TRY IT - Look through the material below. Copy every line with the string "value" in it.
[INFORMATION — start]
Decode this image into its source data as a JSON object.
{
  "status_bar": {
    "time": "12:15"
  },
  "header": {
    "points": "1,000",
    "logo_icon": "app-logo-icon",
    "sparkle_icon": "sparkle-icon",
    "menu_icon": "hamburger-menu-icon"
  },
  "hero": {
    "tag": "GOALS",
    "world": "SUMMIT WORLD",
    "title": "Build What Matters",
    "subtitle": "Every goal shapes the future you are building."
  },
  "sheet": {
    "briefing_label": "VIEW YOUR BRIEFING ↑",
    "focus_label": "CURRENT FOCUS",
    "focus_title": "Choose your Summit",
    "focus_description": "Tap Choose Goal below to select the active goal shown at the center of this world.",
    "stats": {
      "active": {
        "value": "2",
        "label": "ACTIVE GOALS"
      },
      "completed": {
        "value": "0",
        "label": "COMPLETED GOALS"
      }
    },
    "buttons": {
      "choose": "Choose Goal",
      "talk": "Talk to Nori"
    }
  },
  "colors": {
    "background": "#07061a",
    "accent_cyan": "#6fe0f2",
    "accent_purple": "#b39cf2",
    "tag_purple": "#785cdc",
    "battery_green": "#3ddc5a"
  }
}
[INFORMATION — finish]
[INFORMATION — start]
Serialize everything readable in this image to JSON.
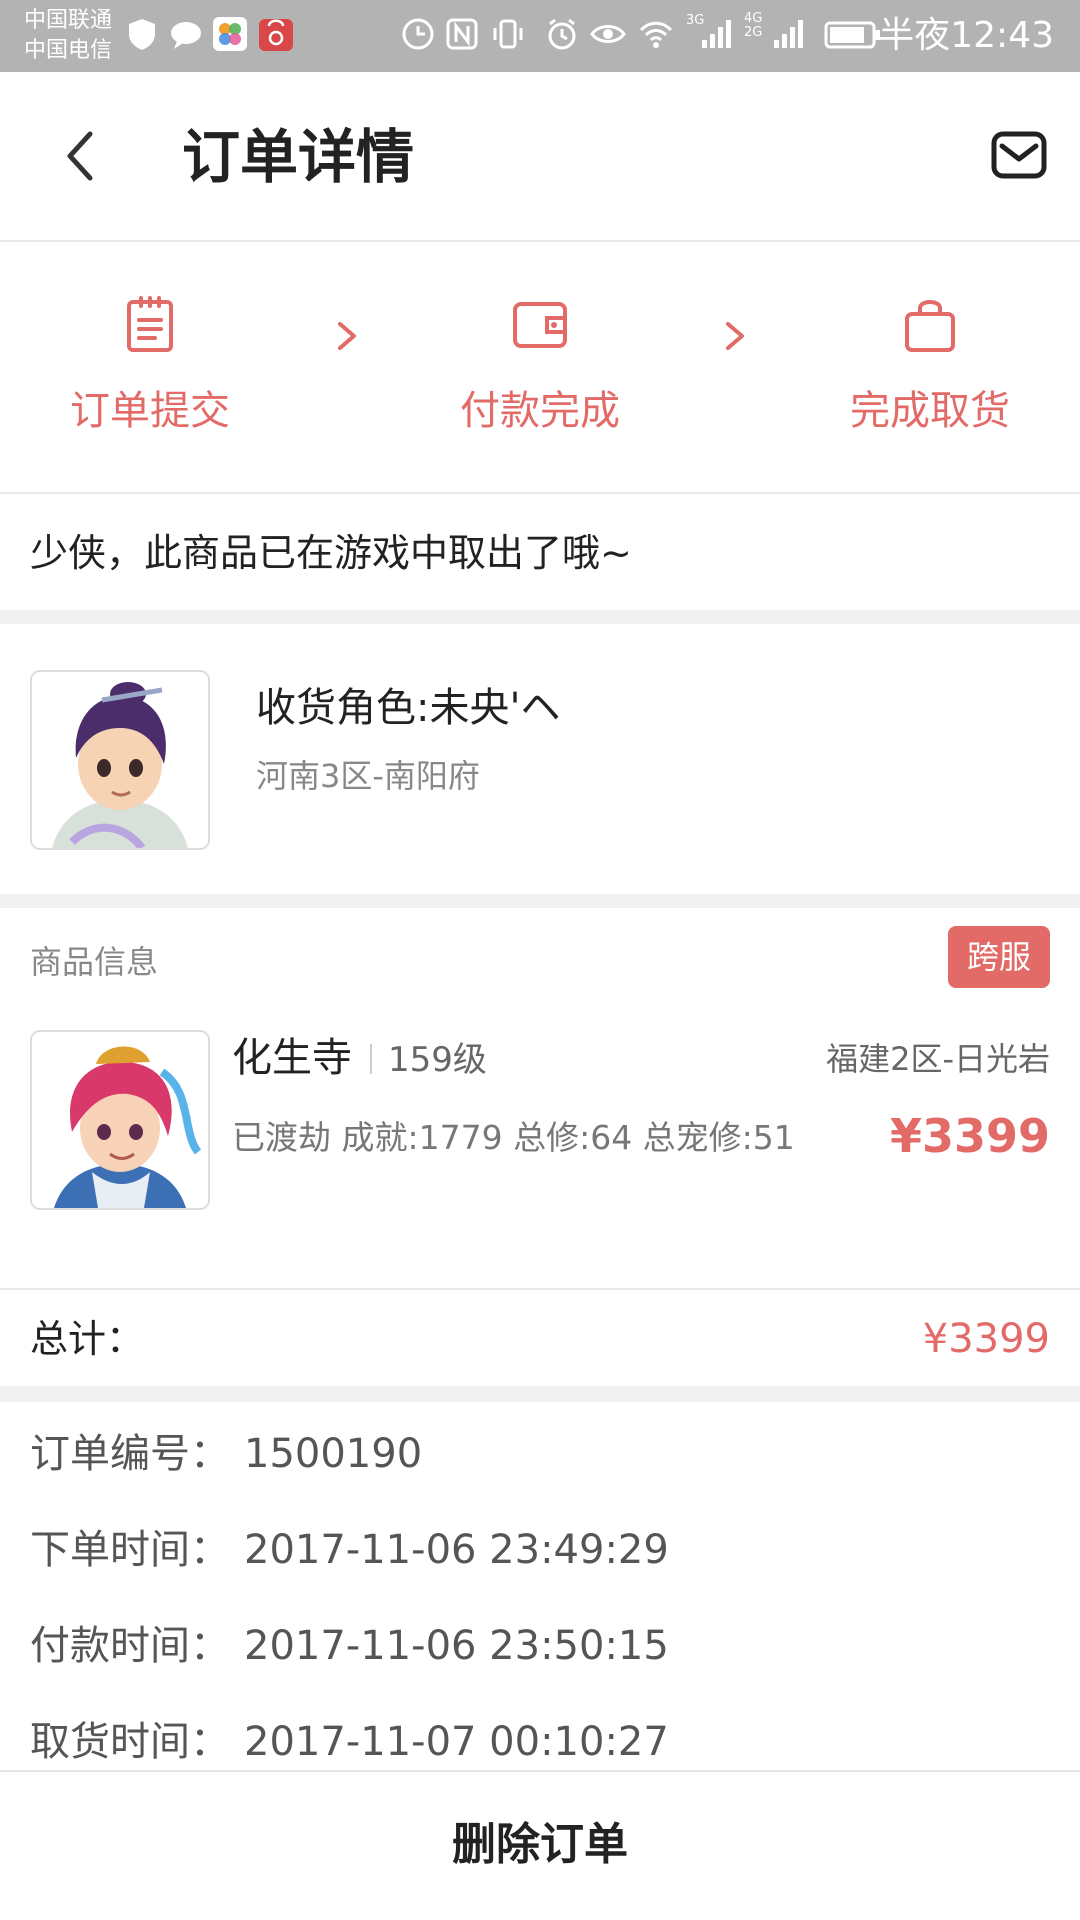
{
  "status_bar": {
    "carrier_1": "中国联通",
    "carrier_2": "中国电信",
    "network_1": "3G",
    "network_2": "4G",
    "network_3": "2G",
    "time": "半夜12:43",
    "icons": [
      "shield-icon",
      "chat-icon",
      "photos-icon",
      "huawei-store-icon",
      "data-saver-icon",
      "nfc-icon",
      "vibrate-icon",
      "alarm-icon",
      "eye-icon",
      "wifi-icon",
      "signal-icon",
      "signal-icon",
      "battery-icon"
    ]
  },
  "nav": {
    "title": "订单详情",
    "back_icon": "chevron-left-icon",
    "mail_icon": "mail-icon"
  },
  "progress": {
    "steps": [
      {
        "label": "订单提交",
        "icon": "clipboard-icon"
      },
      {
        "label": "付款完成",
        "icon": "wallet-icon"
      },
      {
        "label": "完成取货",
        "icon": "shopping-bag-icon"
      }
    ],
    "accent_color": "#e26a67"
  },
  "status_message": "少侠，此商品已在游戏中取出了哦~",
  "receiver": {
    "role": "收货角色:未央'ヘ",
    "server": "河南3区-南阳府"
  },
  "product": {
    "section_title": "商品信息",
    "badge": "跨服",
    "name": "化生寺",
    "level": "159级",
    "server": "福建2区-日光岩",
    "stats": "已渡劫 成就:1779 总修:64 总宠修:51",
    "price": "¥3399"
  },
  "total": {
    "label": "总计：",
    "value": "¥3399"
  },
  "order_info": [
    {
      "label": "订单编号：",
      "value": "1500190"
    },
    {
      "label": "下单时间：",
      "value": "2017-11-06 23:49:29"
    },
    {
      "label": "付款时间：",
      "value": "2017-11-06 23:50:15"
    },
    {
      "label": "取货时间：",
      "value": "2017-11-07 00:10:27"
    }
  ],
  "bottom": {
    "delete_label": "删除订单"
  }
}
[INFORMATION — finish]
SOLUTION TO THIS EXERCISE -
        "value": "2",
        "value": "0",
    "value": "¥3399"
      "value": "1500190"
      "value": "2017-11-06 23:49:29"
      "value": "2017-11-06 23:50:15"
      "value": "2017-11-07 00:10:27"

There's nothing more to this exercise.